By the 1950s, many small bottomfish operations were equipped with outboard engines, steel hooks and linen and monofilament fishing lines. In the early 1970s, the commercial bottomfish fishery began developing supported by a government-subsidized program that provided local fishermen with gasoline and 23 diesel powered 24–foot wooden dories capable of fishing in offshore waters. By 1980, mechanical problems and other difficulties reduced the fleet to one vessel.

In the early 1980s, the fleet size recovered when local boat builders began constructing the inexpensive but seaworthy 28-foot alia fishing catamaran, designed by the UN Food and Agriculture Organization. This, along with a government-subsidized project to export deep-water snapper to Hawaii, caused another notable increase in bottomfish landings. Between 1982 and 1988, the bottomfish fishery peaked at almost 50 vessels landing over 100,000 pounds annually. Bottomfish accounted for as much as half of the total catch of the local commercial fishery.

Skipjack tuna, known locally as atu, is another important species both nutritionally and culturally. The methods and equipment for catching skipjack have changed, but the fish brought to shore continue to be distributed within Samoan villages according to age-old ceremonial traditions.

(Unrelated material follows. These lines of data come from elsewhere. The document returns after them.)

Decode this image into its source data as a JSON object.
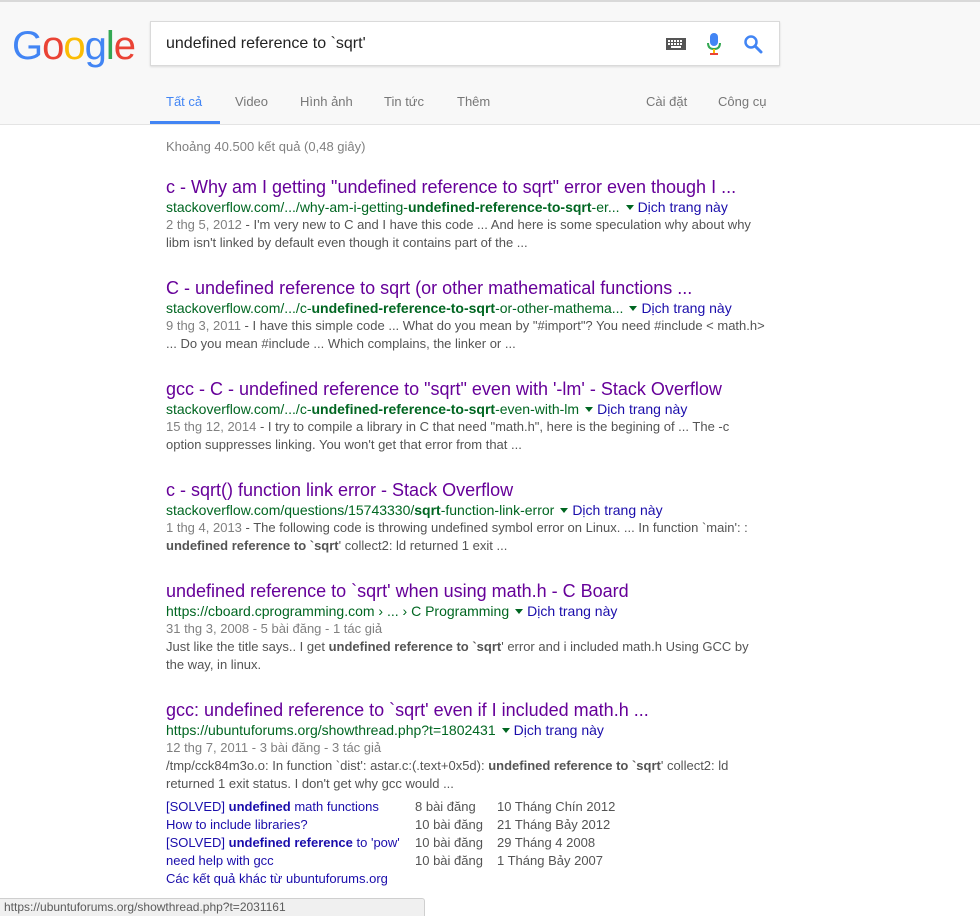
{
  "search": {
    "query": "undefined reference to `sqrt'"
  },
  "logo": {
    "letters": [
      "G",
      "o",
      "o",
      "g",
      "l",
      "e"
    ],
    "colors": [
      "#4285f4",
      "#ea4335",
      "#fbbc05",
      "#4285f4",
      "#34a853",
      "#ea4335"
    ]
  },
  "tabs": {
    "all": "Tất cả",
    "video": "Video",
    "images": "Hình ảnh",
    "news": "Tin tức",
    "more": "Thêm",
    "settings": "Cài đặt",
    "tools": "Công cụ"
  },
  "stats": "Khoảng 40.500 kết quả (0,48 giây)",
  "results": [
    {
      "title": "c - Why am I getting \"undefined reference to sqrt\" error even though I ...",
      "url_pre": "stackoverflow.com/.../why-am-i-getting-",
      "url_bold": "undefined-reference-to-sqrt",
      "url_post": "-er...",
      "translate": "Dịch trang này",
      "date": "2 thg 5, 2012",
      "snippet": " - I'm very new to C and I have this code ... And here is some speculation why about why libm isn't linked by default even though it contains part of the ..."
    },
    {
      "title": "C - undefined reference to sqrt (or other mathematical functions ...",
      "url_pre": "stackoverflow.com/.../c-",
      "url_bold": "undefined-reference-to-sqrt",
      "url_post": "-or-other-mathema...",
      "translate": "Dịch trang này",
      "date": "9 thg 3, 2011",
      "snippet": " - I have this simple code ... What do you mean by \"#import\"? You need #include < math.h> ... Do you mean #include ... Which complains, the linker or ..."
    },
    {
      "title": "gcc - C - undefined reference to \"sqrt\" even with '-lm' - Stack Overflow",
      "url_pre": "stackoverflow.com/.../c-",
      "url_bold": "undefined-reference-to-sqrt",
      "url_post": "-even-with-lm",
      "translate": "Dịch trang này",
      "date": "15 thg 12, 2014",
      "snippet": " - I try to compile a library in C that need \"math.h\", here is the begining of ... The -c option suppresses linking. You won't get that error from that ..."
    },
    {
      "title": "c - sqrt() function link error - Stack Overflow",
      "url_pre": "stackoverflow.com/questions/15743330/",
      "url_bold": "sqrt",
      "url_post": "-function-link-error",
      "translate": "Dịch trang này",
      "date": "1 thg 4, 2013",
      "snippet_pre": " - The following code is throwing undefined symbol error on Linux. ... In function `main': : ",
      "snippet_bold": "undefined reference to `sqrt",
      "snippet_post": "' collect2: ld returned 1 exit ..."
    },
    {
      "title": "undefined reference to `sqrt' when using math.h - C Board",
      "url_pre": "https://cboard.cprogramming.com › ... › C Programming",
      "translate": "Dịch trang này",
      "meta": "31 thg 3, 2008 - 5 bài đăng - 1 tác giả",
      "snippet_pre": "Just like the title says.. I get ",
      "snippet_bold": "undefined reference to `sqrt",
      "snippet_post": "' error and i included math.h Using GCC by the way, in linux."
    },
    {
      "title": "gcc: undefined reference to `sqrt' even if I included math.h ...",
      "url_pre": "https://ubuntuforums.org/showthread.php?t=1802431",
      "translate": "Dịch trang này",
      "meta": "12 thg 7, 2011 - 3 bài đăng - 3 tác giả",
      "snippet_pre": "/tmp/cck84m3o.o: In function `dist': astar.c:(.text+0x5d): ",
      "snippet_bold": "undefined reference to `sqrt",
      "snippet_post": "' collect2: ld returned 1 exit status. I don't get why gcc would ..."
    }
  ],
  "sitelinks": [
    {
      "pre": "[SOLVED] ",
      "bold": "undefined",
      "post": " math functions",
      "posts": "8 bài đăng",
      "date": "10 Tháng Chín 2012"
    },
    {
      "pre": "How to include libraries?",
      "bold": "",
      "post": "",
      "posts": "10 bài đăng",
      "date": "21 Tháng Bảy 2012"
    },
    {
      "pre": "[SOLVED] ",
      "bold": "undefined reference",
      "post": " to 'pow'",
      "posts": "10 bài đăng",
      "date": "29 Tháng 4 2008"
    },
    {
      "pre": "need help with gcc",
      "bold": "",
      "post": "",
      "posts": "10 bài đăng",
      "date": "1 Tháng Bảy 2007"
    }
  ],
  "more_results": "Các kết quả khác từ ubuntuforums.org",
  "statusbar": "https://ubuntuforums.org/showthread.php?t=2031161"
}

Beginning in 1988, longlining for pelagic species, such as tuna, overtook bottomfish fishing as American Samoa’s main commercial fishery. For more on the history of the pelagic fishery, click here.